[DATASET EXTRACT — start]
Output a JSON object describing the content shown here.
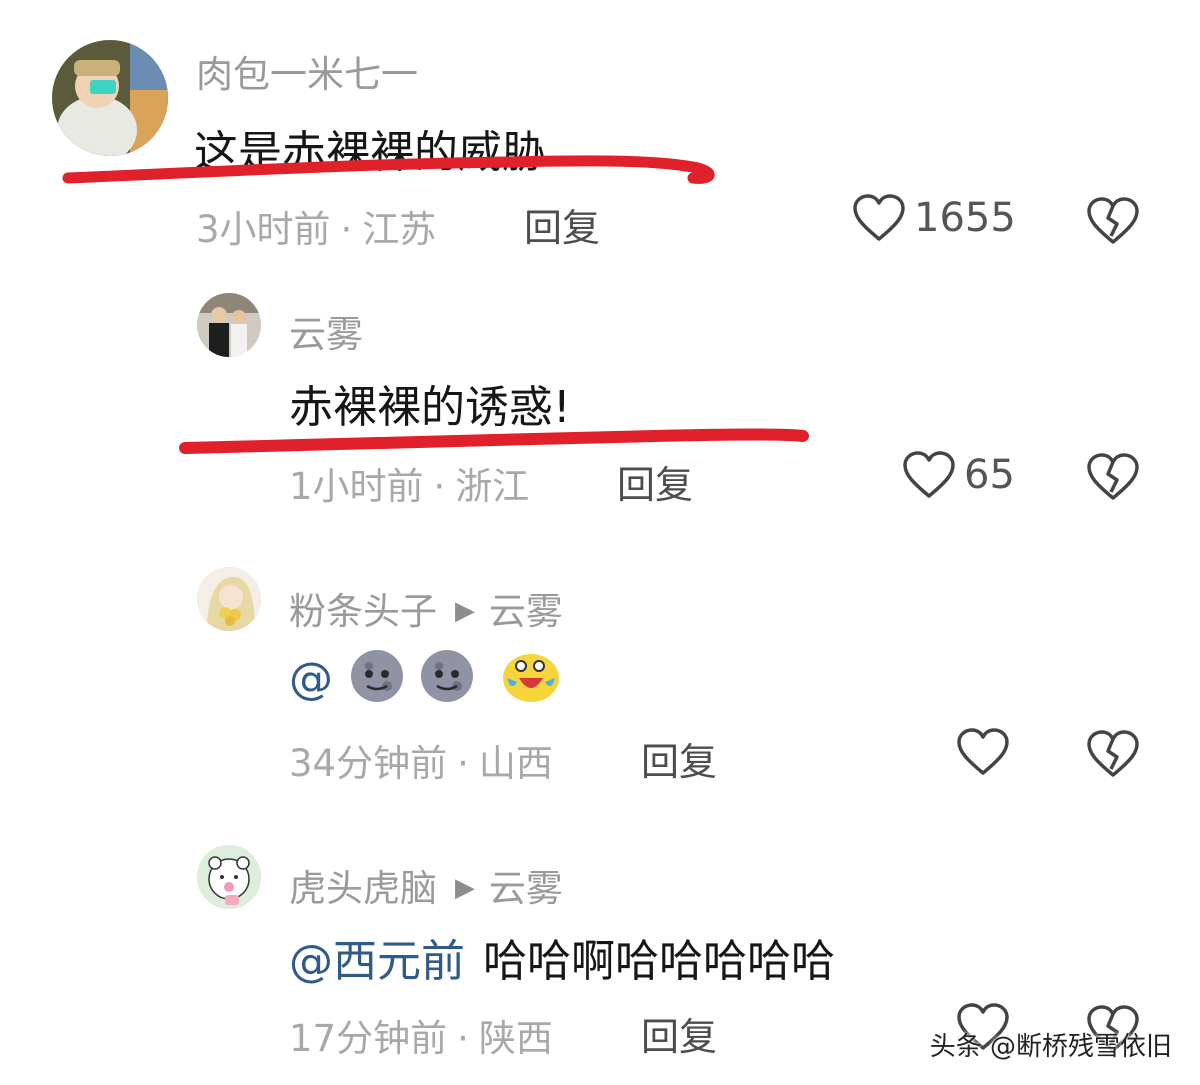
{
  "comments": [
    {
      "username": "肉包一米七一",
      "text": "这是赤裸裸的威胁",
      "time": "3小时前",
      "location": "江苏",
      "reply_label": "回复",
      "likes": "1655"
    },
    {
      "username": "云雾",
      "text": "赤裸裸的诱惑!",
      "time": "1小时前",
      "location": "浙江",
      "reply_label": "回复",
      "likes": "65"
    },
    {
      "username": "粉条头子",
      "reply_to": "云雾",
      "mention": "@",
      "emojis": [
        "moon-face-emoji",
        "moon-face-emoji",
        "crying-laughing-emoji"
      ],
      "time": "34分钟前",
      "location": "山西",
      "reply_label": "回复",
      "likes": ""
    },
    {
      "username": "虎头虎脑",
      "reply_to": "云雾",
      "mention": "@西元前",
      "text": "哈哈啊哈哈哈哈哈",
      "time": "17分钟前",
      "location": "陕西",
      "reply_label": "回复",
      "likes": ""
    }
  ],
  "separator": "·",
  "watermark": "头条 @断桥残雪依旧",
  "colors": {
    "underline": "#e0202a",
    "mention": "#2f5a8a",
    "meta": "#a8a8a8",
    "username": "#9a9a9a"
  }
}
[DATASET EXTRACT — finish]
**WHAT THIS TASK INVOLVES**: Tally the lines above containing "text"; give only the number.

**YOUR SOLUTION**: 3